For the most part ABR does a good job but there are those times…Oh and the people at ABR do not like us as we have read some of their published works and had to correct some of the points they made. Those points mis-stated some facts and even though we were helping them we were told to leave them alone.

#5. Mis-stating ancient medical practices

We do not have a link for this as this is a late addition to the list. But we do get tired of archaeologists and scholars continuing to pass on misinformation about the past.

Most of the time, they read one or two incantations that may have come from an ancient version of the modern primitive witch doctor and assume or leap to the conclusion that all ancient people followed those incantations or used those possible medical doctors.

They do this in spite of the myriad of evidence for professional prescriptions, top notch surgeries that rival modern surgeons talents and abilities and other credible evidence.

The ancient world is not that much different from the modern one. Sure there may have been with doctors using their false religious beliefs to try and heal their fellow citizens but that does not mean they were in every society and every ancient civilization.

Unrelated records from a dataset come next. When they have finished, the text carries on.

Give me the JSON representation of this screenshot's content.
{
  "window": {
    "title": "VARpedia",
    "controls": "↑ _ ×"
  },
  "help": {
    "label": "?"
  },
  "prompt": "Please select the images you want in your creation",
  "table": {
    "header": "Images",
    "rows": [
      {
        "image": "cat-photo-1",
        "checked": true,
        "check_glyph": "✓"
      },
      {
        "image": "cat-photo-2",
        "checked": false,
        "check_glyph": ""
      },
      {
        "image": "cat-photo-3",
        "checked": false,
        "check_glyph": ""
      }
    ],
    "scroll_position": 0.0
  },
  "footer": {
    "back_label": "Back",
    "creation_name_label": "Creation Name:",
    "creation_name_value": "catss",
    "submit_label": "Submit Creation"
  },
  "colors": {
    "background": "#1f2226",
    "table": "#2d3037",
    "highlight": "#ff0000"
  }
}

The modern world has the same type of people practicing their healing beliefs using their false religions as an aid. They are found where primitive societies exist and even in modernized nations.

Their presence does not mean that all people in a nation or society subscribe to those beliefs or even followed them. Nor does it mean that the ancient world was void of talented and capable doctors and surgeons.

This is the title of one good book to read about ancient medicine and its practices- Science & Secrets of Early Medicine by Jorgen Thorwald. There are others and inside you will see that the ancient world had world class doctors and surgeons handling their medical needs when they arose.


The thing is we need people willing to get to the truth even when it applies to biblical archaeology, physics, and other areas of science. Doing what the unbeliever does is not going to cast the light Jesus wants us to cast.